8. Thanks to the group and the writers guild, I was asked to give a screenwriting workshop in March 2011. It was a huge success, and people still talk to me about it sometimes.
9. Around April or May of 2011, I discovered flash fiction. I started hitting the point that I really wanted to improve my skills as a writer and storyteller, and I learned about five minute prompts. I started doing the prompts with my Artist Way group, and we would read them aloud to each other. This was incredibly frightening at first, and incredibly freeing after a while.
10. During the summer of 2011, I wrote a few 55-word pieces of flash and entered them in online contests. I tied for 3rd place and won $30 for one of them. That fall, I was asked to give a flash fiction workshop for the guild. It was frightening, but wonderful, and hearing everyone’s stories was a huge encouragement to me.
11. In August 2011, I wrote a real story. It was an idea I had been toying with for a while. I wrote it from start to finish in my notebook. I loved it so much, I let my Artist Way group read it. Then I let my husband read it. It was the first time I’d let him see my writing. He was impressed and hugely encouraging. I started pulling out that story whenever anyone expressed an interest in my writing.
12. In October 2011, I submitted that story, in proper manuscript format, to a call for submissions. This was a big step for me. The story was rejected, without so much as a comment, so I put it away for a while.
13. I wrote another story, and submitted it for a different contest. Again, rejection.
14. The new year came. WIP500 happened. The Writers Accountability group started on Google+. The commitment to write 500 words every day meant that all those stories and characters and ideas stuck in my brain started coming out.
15. In February, one of my Artist Way friends sent me a link to a story call and said my first story would work well for it. I was scared, but decided to submit. It was rejected, but with a personal note to send more stories.
16. I’ve since earned 8 rejections on that story, each one more positive than the last. I’m starting to understand that the rejections are not personal and are all about timing and theme and what fits with what.
17. Sometime during August of this year, I started feeling a strange angsty feeling about my writing that I hadn’t felt before. I want readers. I don’t want my work to be hidden anymore. I want to find the people who will enjoy my writing. It’s a strange feeling for me, considering I’ve hidden my creativity away for so long. This is when I realized I was growing up as a writer.
18. In the past seven days, I’ve submitted two new stories to calls. I now have a total of four stories floating around out there, waiting to find homes. This is work that I’m proud of, and want to share. This is work I will continue to shop out, even if it gets rejected again. This is work I may self-publish in the future. This is work that I send to my husband and my friends and my brother and proudly say, “Read my new story! What do you think?” and then change things that they find confusing. Because I don’t mind good criticism anymore.

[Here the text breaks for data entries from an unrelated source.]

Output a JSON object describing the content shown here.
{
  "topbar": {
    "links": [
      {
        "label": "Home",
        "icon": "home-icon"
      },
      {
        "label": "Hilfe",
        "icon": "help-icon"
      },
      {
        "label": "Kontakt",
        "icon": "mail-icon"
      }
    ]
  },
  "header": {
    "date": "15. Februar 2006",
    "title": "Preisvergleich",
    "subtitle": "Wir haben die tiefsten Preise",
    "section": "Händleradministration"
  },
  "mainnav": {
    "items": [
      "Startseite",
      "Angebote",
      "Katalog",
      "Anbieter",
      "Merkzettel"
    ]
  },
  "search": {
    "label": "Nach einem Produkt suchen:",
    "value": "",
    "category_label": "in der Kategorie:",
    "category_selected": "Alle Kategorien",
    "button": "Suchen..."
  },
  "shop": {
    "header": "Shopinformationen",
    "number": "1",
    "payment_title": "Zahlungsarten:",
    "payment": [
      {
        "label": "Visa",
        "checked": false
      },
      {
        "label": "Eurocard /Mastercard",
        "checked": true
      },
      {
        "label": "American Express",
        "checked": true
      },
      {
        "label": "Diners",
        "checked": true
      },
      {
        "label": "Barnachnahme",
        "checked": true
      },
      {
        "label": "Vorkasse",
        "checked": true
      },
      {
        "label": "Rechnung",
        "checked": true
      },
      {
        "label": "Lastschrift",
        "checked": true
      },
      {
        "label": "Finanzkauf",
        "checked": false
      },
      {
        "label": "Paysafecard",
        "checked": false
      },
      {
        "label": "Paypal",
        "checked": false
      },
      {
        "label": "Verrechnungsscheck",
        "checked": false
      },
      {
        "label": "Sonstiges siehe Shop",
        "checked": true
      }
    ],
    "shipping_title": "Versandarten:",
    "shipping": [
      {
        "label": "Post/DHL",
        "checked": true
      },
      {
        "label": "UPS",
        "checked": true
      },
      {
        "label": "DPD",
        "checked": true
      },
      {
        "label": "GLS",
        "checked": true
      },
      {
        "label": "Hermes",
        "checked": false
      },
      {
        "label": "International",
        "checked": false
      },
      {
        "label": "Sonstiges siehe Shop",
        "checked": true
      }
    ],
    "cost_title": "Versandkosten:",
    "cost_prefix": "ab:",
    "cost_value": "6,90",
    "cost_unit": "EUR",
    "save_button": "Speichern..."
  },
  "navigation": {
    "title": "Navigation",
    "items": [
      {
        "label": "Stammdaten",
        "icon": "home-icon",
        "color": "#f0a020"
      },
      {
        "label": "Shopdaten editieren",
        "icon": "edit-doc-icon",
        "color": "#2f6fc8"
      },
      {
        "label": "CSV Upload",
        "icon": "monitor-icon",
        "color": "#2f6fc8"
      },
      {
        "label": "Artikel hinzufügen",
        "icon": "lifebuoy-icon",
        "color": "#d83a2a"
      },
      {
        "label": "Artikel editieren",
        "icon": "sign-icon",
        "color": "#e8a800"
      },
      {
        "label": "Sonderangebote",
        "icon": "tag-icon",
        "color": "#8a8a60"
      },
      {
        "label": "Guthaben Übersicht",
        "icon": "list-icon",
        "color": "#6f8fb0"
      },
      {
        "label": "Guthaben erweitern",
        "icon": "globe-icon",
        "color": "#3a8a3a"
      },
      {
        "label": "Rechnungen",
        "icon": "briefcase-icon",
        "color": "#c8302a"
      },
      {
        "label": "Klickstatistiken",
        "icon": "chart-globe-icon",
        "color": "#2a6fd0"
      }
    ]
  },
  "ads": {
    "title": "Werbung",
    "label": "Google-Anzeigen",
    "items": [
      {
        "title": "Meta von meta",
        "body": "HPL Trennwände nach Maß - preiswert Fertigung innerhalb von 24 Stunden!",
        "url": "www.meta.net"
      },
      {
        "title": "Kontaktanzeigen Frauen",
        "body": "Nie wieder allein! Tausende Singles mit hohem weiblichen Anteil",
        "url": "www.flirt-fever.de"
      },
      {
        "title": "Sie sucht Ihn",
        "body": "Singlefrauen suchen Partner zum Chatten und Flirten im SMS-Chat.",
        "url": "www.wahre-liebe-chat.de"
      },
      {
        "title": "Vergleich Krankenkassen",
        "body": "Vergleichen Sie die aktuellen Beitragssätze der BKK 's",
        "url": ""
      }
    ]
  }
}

It’s pretty great, actually. I’ve gone from wanting to write, to actually writing, to letting my creations out into the wild. I still need more courage to tackle the editing on the three novels I’ve written and the fourth one that I’m currently working on. I feel like my devotion to flash fiction and short stories is like a series of baby steps to longer fiction. And maybe, in another few years, I’ll be even further along than I am right now.
I mostly put this here to remind myself, but if you read all of this, thank you for being one of the friends who has encouraged me along the way. I hope to report good things to you all in the future! Who knows, maybe one of those stories will find a home soon.